> ACTIVITY: What is needed here is an exact reprint of every record below.

> SUPPLIED DATA:
┌──
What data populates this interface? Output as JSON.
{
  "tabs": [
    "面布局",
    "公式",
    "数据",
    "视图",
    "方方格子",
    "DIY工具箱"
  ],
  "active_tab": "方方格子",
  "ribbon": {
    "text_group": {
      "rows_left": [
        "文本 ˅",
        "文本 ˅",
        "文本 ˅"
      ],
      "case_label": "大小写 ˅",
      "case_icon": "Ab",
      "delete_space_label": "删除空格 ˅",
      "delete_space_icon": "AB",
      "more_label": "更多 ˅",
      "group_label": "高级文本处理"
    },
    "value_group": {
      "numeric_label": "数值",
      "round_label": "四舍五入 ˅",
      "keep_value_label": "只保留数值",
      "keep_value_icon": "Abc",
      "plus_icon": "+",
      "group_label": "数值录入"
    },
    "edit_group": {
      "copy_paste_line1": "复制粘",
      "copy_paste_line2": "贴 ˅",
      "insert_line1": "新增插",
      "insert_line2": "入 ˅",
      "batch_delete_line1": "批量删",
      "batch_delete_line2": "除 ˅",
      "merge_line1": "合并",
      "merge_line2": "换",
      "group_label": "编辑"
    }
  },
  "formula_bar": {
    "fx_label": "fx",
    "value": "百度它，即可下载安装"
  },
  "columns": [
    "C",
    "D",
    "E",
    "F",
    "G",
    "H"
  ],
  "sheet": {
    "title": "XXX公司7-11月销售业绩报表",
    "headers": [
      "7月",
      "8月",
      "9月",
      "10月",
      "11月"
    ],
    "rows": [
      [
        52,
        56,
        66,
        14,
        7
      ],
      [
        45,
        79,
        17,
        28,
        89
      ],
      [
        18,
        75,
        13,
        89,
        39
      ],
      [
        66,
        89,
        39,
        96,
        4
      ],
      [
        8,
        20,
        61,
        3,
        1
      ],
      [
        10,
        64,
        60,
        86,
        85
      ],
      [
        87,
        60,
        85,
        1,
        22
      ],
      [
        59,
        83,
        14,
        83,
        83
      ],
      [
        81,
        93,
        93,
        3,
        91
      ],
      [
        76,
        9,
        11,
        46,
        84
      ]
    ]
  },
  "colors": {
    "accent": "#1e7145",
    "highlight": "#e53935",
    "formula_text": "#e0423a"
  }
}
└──
> SOLUTION TO THIS PROBLEM:
What data populates this interface? Output as JSON.
{
  "tabs": [
    "面布局",
    "公式",
    "数据",
    "视图",
    "方方格子",
    "DIY工具箱"
  ],
  "active_tab": "方方格子",
  "ribbon": {
    "text_group": {
      "rows_left": [
        "文本 ˅",
        "文本 ˅",
        "文本 ˅"
      ],
      "case_label": "大小写 ˅",
      "case_icon": "Ab",
      "delete_space_label": "删除空格 ˅",
      "delete_space_icon": "AB",
      "more_label": "更多 ˅",
      "group_label": "高级文本处理"
    },
    "value_group": {
      "numeric_label": "数值",
      "round_label": "四舍五入 ˅",
      "keep_value_label": "只保留数值",
      "keep_value_icon": "Abc",
      "plus_icon": "+",
      "group_label": "数值录入"
    },
    "edit_group": {
      "copy_paste_line1": "复制粘",
      "copy_paste_line2": "贴 ˅",
      "insert_line1": "新增插",
      "insert_line2": "入 ˅",
      "batch_delete_line1": "批量删",
      "batch_delete_line2": "除 ˅",
      "merge_line1": "合并",
      "merge_line2": "换",
      "group_label": "编辑"
    }
  },
  "formula_bar": {
    "fx_label": "fx",
    "value": "百度它，即可下载安装"
  },
  "columns": [
    "C",
    "D",
    "E",
    "F",
    "G",
    "H"
  ],
  "sheet": {
    "title": "XXX公司7-11月销售业绩报表",
    "headers": [
      "7月",
      "8月",
      "9月",
      "10月",
      "11月"
    ],
    "rows": [
      [
        52,
        56,
        66,
        14,
        7
      ],
      [
        45,
        79,
        17,
        28,
        89
      ],
      [
        18,
        75,
        13,
        89,
        39
      ],
      [
        66,
        89,
        39,
        96,
        4
      ],
      [
        8,
        20,
        61,
        3,
        1
      ],
      [
        10,
        64,
        60,
        86,
        85
      ],
      [
        87,
        60,
        85,
        1,
        22
      ],
      [
        59,
        83,
        14,
        83,
        83
      ],
      [
        81,
        93,
        93,
        3,
        91
      ],
      [
        76,
        9,
        11,
        46,
        84
      ]
    ]
  },
  "colors": {
    "accent": "#1e7145",
    "highlight": "#e53935",
    "formula_text": "#e0423a"
  }
}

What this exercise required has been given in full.